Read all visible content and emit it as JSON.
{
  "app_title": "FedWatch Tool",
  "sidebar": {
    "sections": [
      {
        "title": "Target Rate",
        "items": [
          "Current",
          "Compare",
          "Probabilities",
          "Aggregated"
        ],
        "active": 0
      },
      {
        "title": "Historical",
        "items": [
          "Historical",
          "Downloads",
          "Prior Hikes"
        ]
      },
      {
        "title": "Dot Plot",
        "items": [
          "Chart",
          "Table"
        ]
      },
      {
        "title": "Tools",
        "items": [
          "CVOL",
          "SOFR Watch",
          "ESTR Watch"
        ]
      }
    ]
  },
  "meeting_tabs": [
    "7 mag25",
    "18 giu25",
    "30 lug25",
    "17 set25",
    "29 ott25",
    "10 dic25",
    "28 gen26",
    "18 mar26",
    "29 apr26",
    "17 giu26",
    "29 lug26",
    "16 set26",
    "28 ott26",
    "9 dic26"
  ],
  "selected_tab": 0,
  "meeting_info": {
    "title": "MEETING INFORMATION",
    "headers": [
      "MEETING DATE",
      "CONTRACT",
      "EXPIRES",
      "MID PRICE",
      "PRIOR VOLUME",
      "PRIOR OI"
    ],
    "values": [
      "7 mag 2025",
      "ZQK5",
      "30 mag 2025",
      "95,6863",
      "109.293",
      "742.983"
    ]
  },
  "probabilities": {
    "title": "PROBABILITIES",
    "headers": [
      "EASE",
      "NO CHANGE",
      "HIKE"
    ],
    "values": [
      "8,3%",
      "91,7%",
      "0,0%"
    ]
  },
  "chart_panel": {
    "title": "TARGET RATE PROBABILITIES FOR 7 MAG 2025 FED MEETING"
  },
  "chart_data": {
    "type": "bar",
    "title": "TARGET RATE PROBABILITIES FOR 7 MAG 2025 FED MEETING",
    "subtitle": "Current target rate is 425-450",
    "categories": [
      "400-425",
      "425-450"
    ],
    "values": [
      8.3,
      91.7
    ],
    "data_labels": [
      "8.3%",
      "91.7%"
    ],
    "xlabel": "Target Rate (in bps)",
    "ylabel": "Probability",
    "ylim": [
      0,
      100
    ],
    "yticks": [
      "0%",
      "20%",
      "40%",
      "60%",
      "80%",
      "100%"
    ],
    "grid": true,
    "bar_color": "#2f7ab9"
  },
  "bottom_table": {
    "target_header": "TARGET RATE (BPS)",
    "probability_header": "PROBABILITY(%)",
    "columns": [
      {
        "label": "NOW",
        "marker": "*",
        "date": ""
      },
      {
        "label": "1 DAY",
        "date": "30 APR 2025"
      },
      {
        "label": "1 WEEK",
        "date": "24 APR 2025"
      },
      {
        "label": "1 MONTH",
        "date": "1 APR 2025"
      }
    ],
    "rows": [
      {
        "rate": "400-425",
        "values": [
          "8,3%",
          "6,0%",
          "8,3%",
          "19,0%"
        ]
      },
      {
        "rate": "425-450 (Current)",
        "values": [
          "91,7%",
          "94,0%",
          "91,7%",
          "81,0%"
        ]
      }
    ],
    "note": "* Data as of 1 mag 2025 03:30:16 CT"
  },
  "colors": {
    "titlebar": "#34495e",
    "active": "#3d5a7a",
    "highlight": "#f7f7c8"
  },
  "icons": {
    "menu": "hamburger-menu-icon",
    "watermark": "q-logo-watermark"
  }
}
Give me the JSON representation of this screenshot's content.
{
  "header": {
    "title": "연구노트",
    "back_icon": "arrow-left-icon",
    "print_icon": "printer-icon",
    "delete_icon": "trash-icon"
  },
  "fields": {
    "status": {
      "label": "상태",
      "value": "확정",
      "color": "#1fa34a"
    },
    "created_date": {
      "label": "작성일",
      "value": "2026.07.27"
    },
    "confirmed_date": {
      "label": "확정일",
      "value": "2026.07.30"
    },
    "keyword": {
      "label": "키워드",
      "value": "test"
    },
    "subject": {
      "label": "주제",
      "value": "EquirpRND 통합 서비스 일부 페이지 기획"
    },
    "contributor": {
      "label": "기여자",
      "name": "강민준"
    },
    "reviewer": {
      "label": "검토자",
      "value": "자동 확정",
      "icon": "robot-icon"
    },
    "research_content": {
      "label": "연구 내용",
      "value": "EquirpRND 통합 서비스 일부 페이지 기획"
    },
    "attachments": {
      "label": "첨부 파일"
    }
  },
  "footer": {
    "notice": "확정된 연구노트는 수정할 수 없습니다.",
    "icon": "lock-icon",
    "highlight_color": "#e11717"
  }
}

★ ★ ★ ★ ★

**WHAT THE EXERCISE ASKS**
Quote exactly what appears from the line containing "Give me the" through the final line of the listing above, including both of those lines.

**SOLUTION TO THIS PROBLEM**
Give me the JSON representation of this screenshot's content.
{
  "header": {
    "title": "연구노트",
    "back_icon": "arrow-left-icon",
    "print_icon": "printer-icon",
    "delete_icon": "trash-icon"
  },
  "fields": {
    "status": {
      "label": "상태",
      "value": "확정",
      "color": "#1fa34a"
    },
    "created_date": {
      "label": "작성일",
      "value": "2026.07.27"
    },
    "confirmed_date": {
      "label": "확정일",
      "value": "2026.07.30"
    },
    "keyword": {
      "label": "키워드",
      "value": "test"
    },
    "subject": {
      "label": "주제",
      "value": "EquirpRND 통합 서비스 일부 페이지 기획"
    },
    "contributor": {
      "label": "기여자",
      "name": "강민준"
    },
    "reviewer": {
      "label": "검토자",
      "value": "자동 확정",
      "icon": "robot-icon"
    },
    "research_content": {
      "label": "연구 내용",
      "value": "EquirpRND 통합 서비스 일부 페이지 기획"
    },
    "attachments": {
      "label": "첨부 파일"
    }
  },
  "footer": {
    "notice": "확정된 연구노트는 수정할 수 없습니다.",
    "icon": "lock-icon",
    "highlight_color": "#e11717"
  }
}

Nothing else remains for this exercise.